- Task instructions: The entries below should be output exactly as written.

- Supplied data:
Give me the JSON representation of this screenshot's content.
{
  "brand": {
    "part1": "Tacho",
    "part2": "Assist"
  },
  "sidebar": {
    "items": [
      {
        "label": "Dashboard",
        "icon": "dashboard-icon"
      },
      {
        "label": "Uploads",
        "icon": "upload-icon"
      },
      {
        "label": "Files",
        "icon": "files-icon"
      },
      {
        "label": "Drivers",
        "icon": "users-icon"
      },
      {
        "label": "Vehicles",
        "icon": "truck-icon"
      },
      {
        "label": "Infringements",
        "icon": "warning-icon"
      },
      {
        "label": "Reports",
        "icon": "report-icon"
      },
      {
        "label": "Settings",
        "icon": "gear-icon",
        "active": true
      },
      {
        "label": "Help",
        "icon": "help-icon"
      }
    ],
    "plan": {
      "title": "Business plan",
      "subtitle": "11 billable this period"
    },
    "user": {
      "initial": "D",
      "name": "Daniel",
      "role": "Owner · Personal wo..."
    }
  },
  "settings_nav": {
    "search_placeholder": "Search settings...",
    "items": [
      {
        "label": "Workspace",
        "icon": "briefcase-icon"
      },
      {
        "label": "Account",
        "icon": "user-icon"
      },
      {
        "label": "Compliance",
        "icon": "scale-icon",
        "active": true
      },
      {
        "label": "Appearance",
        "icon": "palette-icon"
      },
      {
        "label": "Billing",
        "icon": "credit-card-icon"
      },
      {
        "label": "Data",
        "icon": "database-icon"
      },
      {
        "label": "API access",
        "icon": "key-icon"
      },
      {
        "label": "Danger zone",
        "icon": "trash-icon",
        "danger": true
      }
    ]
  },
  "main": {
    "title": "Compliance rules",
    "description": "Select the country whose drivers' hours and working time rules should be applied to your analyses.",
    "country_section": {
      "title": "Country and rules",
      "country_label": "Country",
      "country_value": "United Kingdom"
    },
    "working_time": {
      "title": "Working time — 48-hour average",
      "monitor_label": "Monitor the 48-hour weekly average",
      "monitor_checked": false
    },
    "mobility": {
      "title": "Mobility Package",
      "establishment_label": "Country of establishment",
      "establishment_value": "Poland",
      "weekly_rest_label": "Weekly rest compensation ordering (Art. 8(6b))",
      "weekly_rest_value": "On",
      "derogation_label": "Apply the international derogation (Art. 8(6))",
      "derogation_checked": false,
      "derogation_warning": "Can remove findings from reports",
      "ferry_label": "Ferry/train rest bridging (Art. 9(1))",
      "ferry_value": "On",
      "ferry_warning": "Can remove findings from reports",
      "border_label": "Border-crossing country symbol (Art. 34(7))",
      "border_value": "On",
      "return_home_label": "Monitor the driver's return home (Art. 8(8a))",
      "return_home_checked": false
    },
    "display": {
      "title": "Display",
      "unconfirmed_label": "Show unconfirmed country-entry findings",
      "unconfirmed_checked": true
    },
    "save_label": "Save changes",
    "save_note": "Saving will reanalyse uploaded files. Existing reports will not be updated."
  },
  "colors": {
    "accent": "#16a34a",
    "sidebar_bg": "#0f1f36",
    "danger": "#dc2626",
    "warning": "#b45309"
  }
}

- Exercise output:
Give me the JSON representation of this screenshot's content.
{
  "brand": {
    "part1": "Tacho",
    "part2": "Assist"
  },
  "sidebar": {
    "items": [
      {
        "label": "Dashboard",
        "icon": "dashboard-icon"
      },
      {
        "label": "Uploads",
        "icon": "upload-icon"
      },
      {
        "label": "Files",
        "icon": "files-icon"
      },
      {
        "label": "Drivers",
        "icon": "users-icon"
      },
      {
        "label": "Vehicles",
        "icon": "truck-icon"
      },
      {
        "label": "Infringements",
        "icon": "warning-icon"
      },
      {
        "label": "Reports",
        "icon": "report-icon"
      },
      {
        "label": "Settings",
        "icon": "gear-icon",
        "active": true
      },
      {
        "label": "Help",
        "icon": "help-icon"
      }
    ],
    "plan": {
      "title": "Business plan",
      "subtitle": "11 billable this period"
    },
    "user": {
      "initial": "D",
      "name": "Daniel",
      "role": "Owner · Personal wo..."
    }
  },
  "settings_nav": {
    "search_placeholder": "Search settings...",
    "items": [
      {
        "label": "Workspace",
        "icon": "briefcase-icon"
      },
      {
        "label": "Account",
        "icon": "user-icon"
      },
      {
        "label": "Compliance",
        "icon": "scale-icon",
        "active": true
      },
      {
        "label": "Appearance",
        "icon": "palette-icon"
      },
      {
        "label": "Billing",
        "icon": "credit-card-icon"
      },
      {
        "label": "Data",
        "icon": "database-icon"
      },
      {
        "label": "API access",
        "icon": "key-icon"
      },
      {
        "label": "Danger zone",
        "icon": "trash-icon",
        "danger": true
      }
    ]
  },
  "main": {
    "title": "Compliance rules",
    "description": "Select the country whose drivers' hours and working time rules should be applied to your analyses.",
    "country_section": {
      "title": "Country and rules",
      "country_label": "Country",
      "country_value": "United Kingdom"
    },
    "working_time": {
      "title": "Working time — 48-hour average",
      "monitor_label": "Monitor the 48-hour weekly average",
      "monitor_checked": false
    },
    "mobility": {
      "title": "Mobility Package",
      "establishment_label": "Country of establishment",
      "establishment_value": "Poland",
      "weekly_rest_label": "Weekly rest compensation ordering (Art. 8(6b))",
      "weekly_rest_value": "On",
      "derogation_label": "Apply the international derogation (Art. 8(6))",
      "derogation_checked": false,
      "derogation_warning": "Can remove findings from reports",
      "ferry_label": "Ferry/train rest bridging (Art. 9(1))",
      "ferry_value": "On",
      "ferry_warning": "Can remove findings from reports",
      "border_label": "Border-crossing country symbol (Art. 34(7))",
      "border_value": "On",
      "return_home_label": "Monitor the driver's return home (Art. 8(8a))",
      "return_home_checked": false
    },
    "display": {
      "title": "Display",
      "unconfirmed_label": "Show unconfirmed country-entry findings",
      "unconfirmed_checked": true
    },
    "save_label": "Save changes",
    "save_note": "Saving will reanalyse uploaded files. Existing reports will not be updated."
  },
  "colors": {
    "accent": "#16a34a",
    "sidebar_bg": "#0f1f36",
    "danger": "#dc2626",
    "warning": "#b45309"
  }
}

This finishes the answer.